Growing expectations, competition stymying push toward consumerism

Hospitals and health systems are failing to commit fully to consumer-centered care.

Hospitals and health systems that launched or expanded their digital health capabilities at the onset of the COVID-19 pandemic are failing to fully commit to the deliver care when, where, and how patients want to receive it.

According to a news release, Kaufman Hall’s 2021 Healthcare Consumerism Survey found that only 7 percent of participating performed in the first tier of the Kaufman Hall Healthcare Consumerism Index which shows a dedicated focus and resources for building consumer-centric infrastructure. The majority (46 percent) of respondents say they’re in tier two, which indicates a thoughtful approach to becoming more consumer-centric, investing in infrastructure and initiatives that are being expanded systemwide.

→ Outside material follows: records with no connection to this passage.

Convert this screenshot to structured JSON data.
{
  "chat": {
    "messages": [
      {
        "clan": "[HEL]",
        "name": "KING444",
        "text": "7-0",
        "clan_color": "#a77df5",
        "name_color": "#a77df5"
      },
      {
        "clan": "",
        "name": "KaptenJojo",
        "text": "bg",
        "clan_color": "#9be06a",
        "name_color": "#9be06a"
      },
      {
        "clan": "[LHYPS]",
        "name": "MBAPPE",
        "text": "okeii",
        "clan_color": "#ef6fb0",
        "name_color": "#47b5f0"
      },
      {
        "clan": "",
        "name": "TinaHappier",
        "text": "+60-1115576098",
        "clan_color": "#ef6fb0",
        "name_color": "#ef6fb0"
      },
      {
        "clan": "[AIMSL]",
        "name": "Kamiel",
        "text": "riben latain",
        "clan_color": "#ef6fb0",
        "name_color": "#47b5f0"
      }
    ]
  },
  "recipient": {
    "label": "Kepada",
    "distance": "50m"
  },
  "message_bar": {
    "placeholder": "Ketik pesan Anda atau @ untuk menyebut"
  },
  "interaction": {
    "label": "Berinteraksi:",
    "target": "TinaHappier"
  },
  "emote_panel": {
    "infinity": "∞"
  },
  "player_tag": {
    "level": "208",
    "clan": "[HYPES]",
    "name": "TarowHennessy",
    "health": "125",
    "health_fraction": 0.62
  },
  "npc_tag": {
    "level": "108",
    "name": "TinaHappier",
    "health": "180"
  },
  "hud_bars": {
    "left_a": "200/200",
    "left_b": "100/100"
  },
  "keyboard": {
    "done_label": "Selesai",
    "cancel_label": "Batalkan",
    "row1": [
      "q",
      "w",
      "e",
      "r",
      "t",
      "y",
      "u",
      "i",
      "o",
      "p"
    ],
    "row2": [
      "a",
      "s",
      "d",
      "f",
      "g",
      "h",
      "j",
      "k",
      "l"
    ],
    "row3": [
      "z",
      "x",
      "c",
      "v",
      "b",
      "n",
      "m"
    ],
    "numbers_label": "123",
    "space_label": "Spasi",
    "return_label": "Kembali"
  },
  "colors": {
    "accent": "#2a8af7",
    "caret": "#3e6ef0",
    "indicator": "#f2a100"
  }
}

The next largest group of respondents fell into tier three (39 percent) where they have begun to target specific consumer-oriented strategies but are not yet building an infrastructure.

Only 7 percent were left in tier four which indicates they’ve not been working on consumer-oriented strategies, the release says.

While these organizations have expanded their basic consumer-focused services since 2019, experts say the more focus and investment is needed to compete with heightened consumer expectations, competitors, and a growing list of retail and tech companies entering the space, according to the release.

“While hospitals and health systems rallied to meet the challenges of the pandemic in 2020 with new virtual care options, momentum has stalled,” Kaufman Hall Managing Director Paul Crnkovich, says in the release. “Today’s healthcare consumer is digitally savvy, and new competitors are offering innovative alternatives to hospitals and health systems, especially in primary care. Winning over consumers requires regaining momentum—and pushing beyond virtual visits and truly prioritizing digital capabilities that enhance the consumer experience.”

Other key findings from the survey include:

  • Competitive threats from health insurance, retail, and tech companies are a growing concern to hospitals and health systems with 76 percent of respondents identifying UnitedHealth/Optum as a strong or extreme competitive threat
  • 90 percent of respondents offer telehealth services and 73 percent provide walk-in clinics, but only 37 percent offer in-home monitoring and only 22 percent offer home-based primary care
  • 66 percent of organizations place a high or extreme priority on expanding digital capabilities and physical facilities, but only 11 percent are best-in-class for providing those services
  • Two-thirds of respondents say they are somewhat or moderately concerned about volume recovery while only 12 percent say they are very or extremely concerned about volume recovery
  • The most common price transparency tools for patients are online price estimators and online for receiving out-of-pocket cost estimates (both with 63 percent adoption), followed by staff answering questions in person (49 percent), and offering out-of-price guarantees for certain services (23 percent)